__Task to complete__: Return, from the listing below, each line where the word "this" appears.

__Data excerpts__:
● ● ● ● ●
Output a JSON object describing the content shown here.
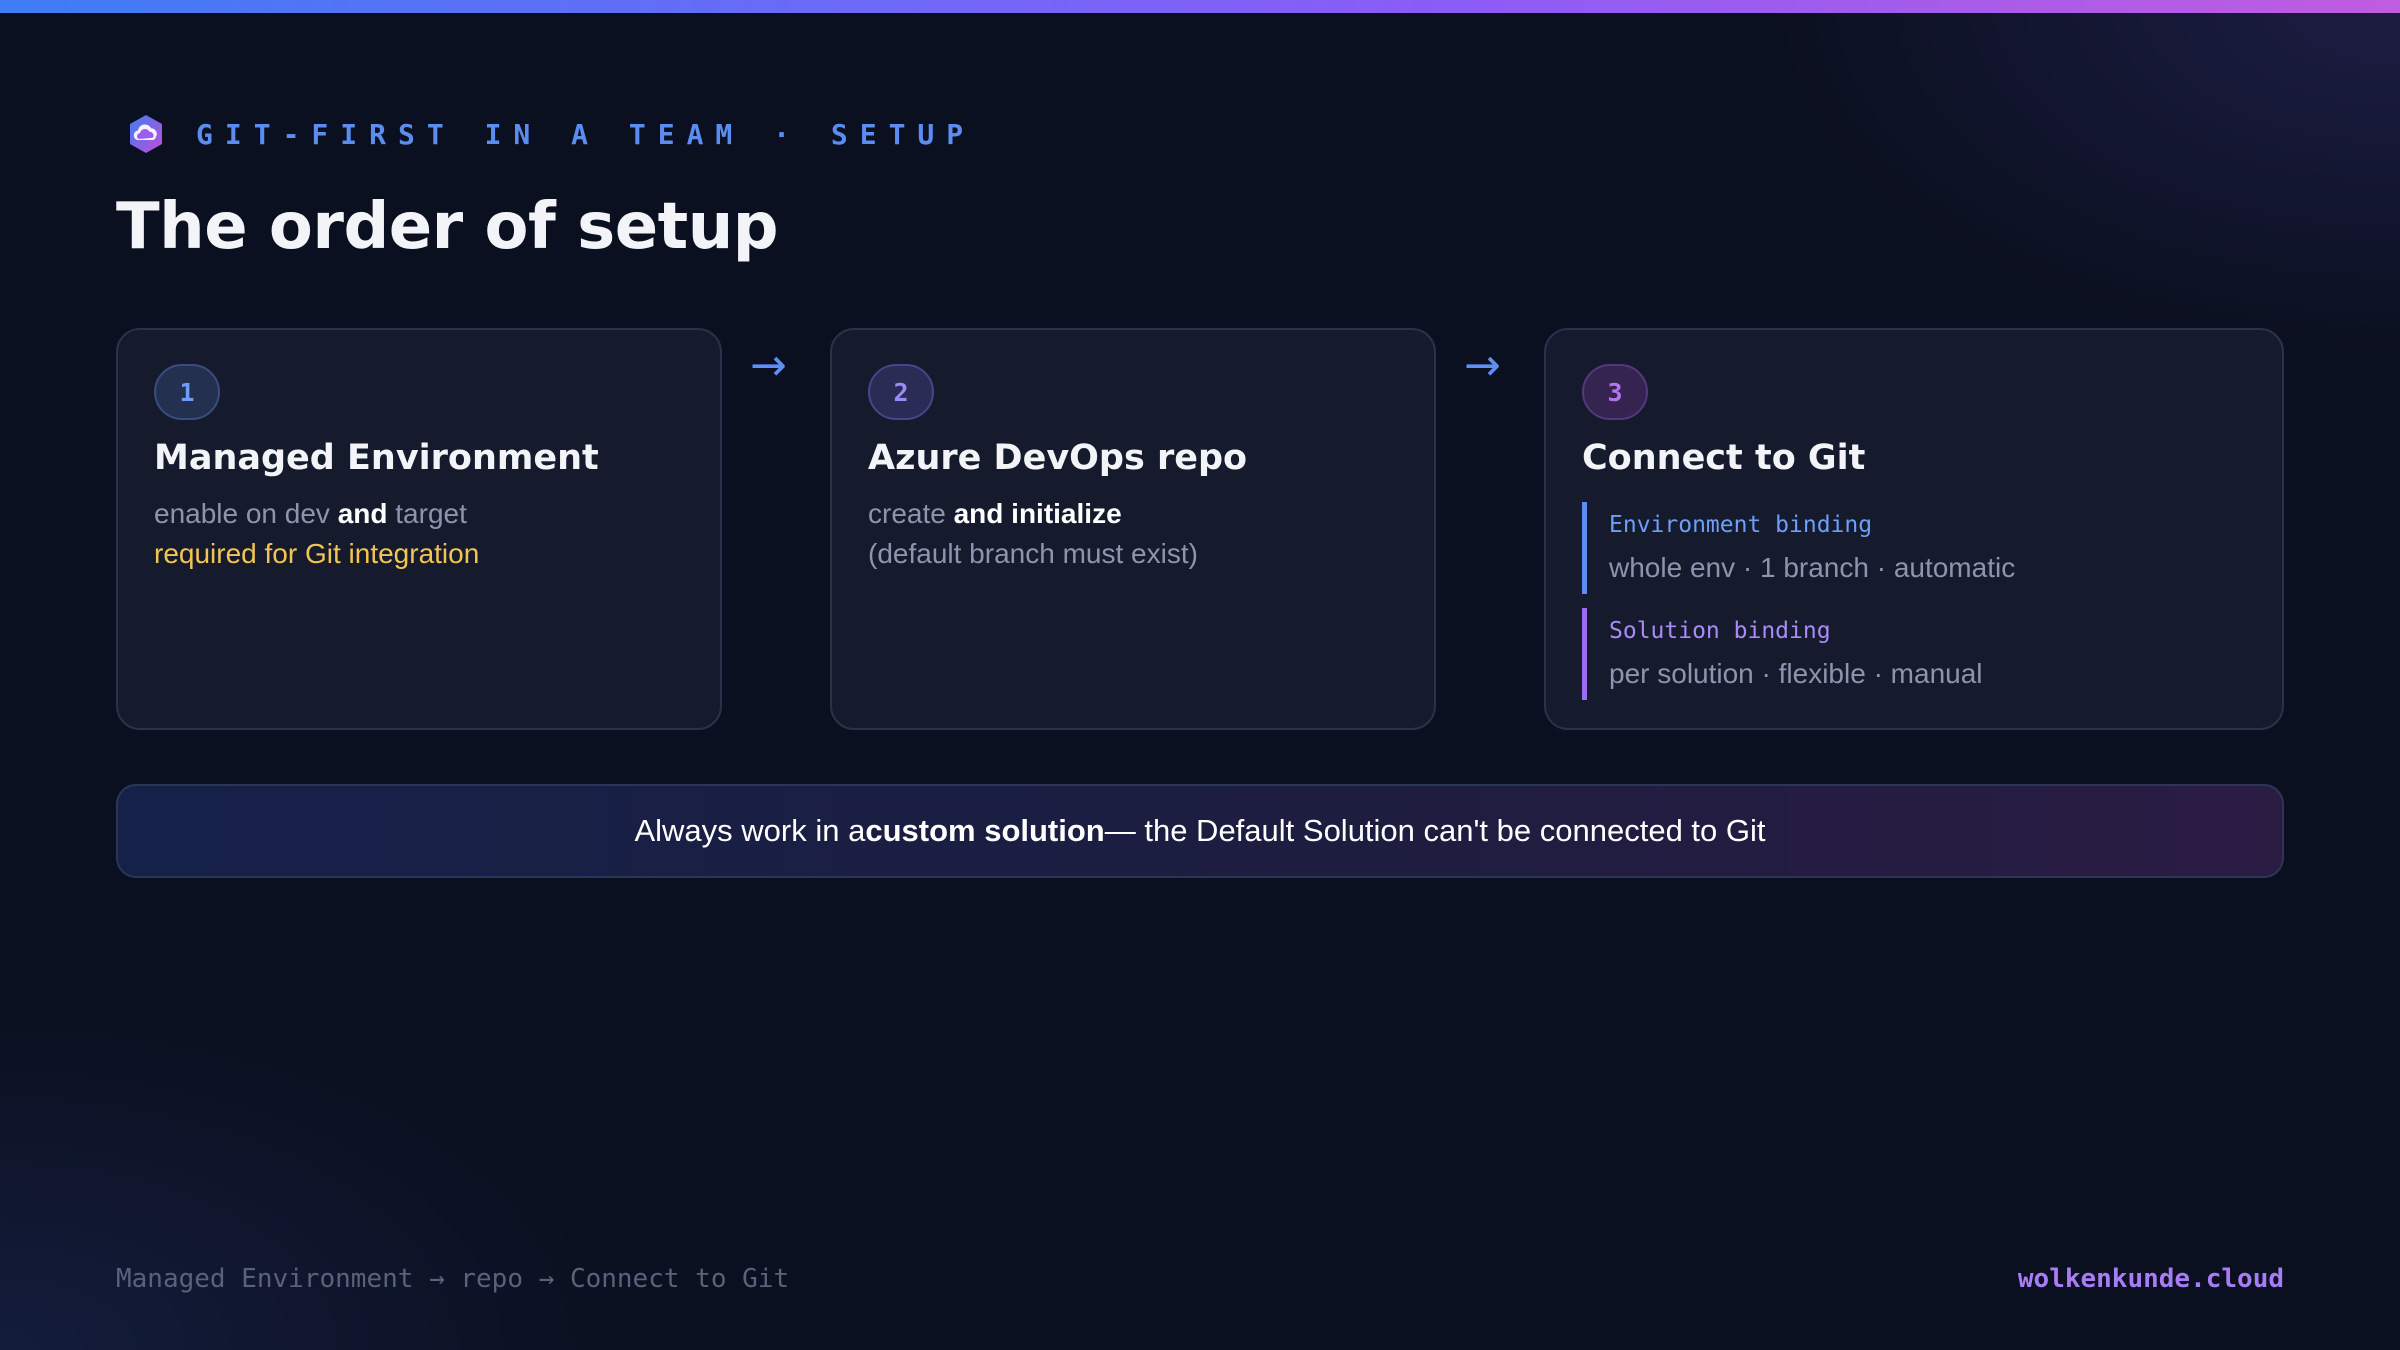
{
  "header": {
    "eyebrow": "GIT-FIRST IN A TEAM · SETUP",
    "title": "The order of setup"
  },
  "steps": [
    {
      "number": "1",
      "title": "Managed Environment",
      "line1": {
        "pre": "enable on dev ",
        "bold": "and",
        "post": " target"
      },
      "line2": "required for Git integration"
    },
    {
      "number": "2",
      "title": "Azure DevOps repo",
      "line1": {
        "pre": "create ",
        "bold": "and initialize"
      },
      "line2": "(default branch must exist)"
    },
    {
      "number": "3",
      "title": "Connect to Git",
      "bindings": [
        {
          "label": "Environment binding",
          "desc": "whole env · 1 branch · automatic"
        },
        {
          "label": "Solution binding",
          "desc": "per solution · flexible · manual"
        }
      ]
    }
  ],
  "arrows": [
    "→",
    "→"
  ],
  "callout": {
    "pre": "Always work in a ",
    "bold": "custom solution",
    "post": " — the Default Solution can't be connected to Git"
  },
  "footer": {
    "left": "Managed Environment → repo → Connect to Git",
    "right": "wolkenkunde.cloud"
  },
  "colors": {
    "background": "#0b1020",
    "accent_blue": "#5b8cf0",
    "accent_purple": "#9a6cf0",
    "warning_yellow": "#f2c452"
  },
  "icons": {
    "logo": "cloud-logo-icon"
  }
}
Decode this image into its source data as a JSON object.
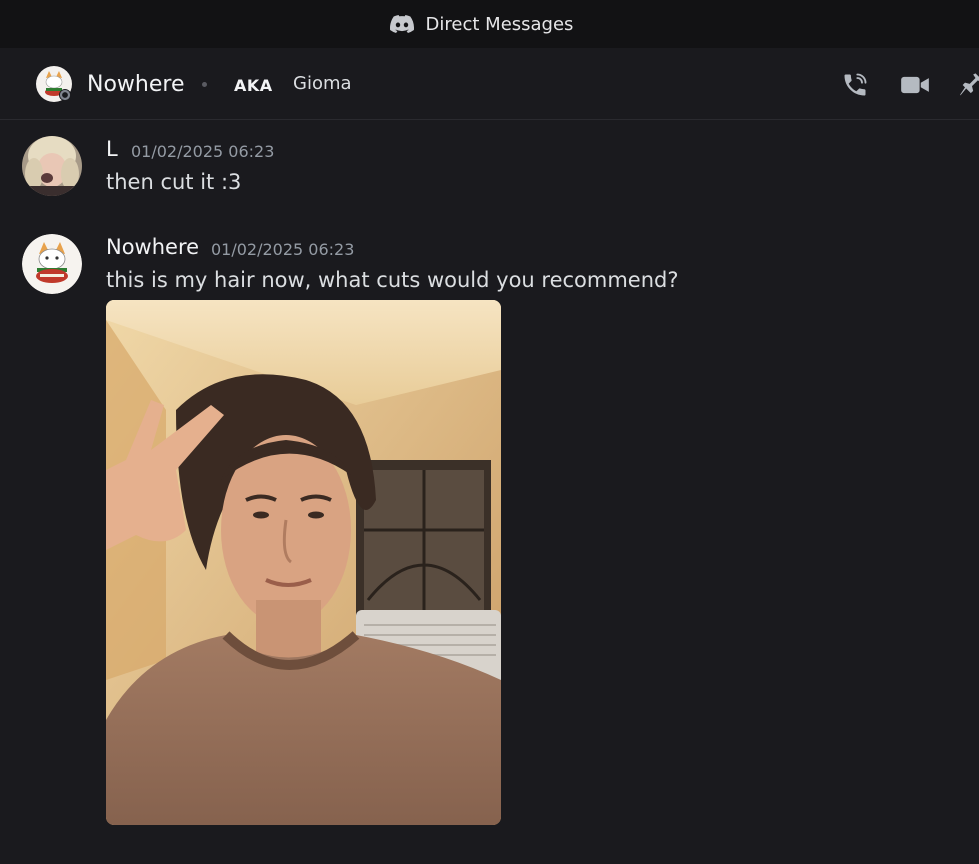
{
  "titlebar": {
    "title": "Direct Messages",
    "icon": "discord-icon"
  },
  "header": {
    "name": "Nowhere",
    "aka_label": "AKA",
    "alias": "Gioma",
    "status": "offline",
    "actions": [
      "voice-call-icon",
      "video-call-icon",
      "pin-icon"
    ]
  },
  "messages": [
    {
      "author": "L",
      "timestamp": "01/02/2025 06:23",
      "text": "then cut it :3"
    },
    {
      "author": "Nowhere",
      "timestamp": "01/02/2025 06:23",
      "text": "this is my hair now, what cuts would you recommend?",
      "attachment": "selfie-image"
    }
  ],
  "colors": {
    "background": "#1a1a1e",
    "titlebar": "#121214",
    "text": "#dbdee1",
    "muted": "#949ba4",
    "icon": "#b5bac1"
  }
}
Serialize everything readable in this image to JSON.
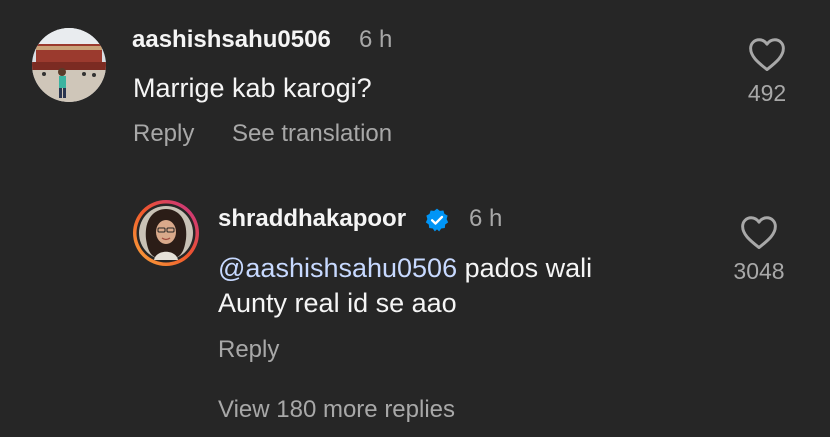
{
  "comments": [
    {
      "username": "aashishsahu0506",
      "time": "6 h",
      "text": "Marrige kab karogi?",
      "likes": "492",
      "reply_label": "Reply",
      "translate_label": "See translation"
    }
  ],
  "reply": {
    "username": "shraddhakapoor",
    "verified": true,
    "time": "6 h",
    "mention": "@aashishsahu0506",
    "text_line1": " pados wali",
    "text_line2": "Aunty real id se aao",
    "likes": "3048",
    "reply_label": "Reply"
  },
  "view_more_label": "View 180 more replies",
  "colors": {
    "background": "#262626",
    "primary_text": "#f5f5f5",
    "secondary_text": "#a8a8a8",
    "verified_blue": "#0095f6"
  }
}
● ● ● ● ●
__Written solution__:
Decode this image into its source data as a JSON object.
      "text": "this is my hair now, what cuts would you recommend?",
Serialize everything readable in this image to JSON.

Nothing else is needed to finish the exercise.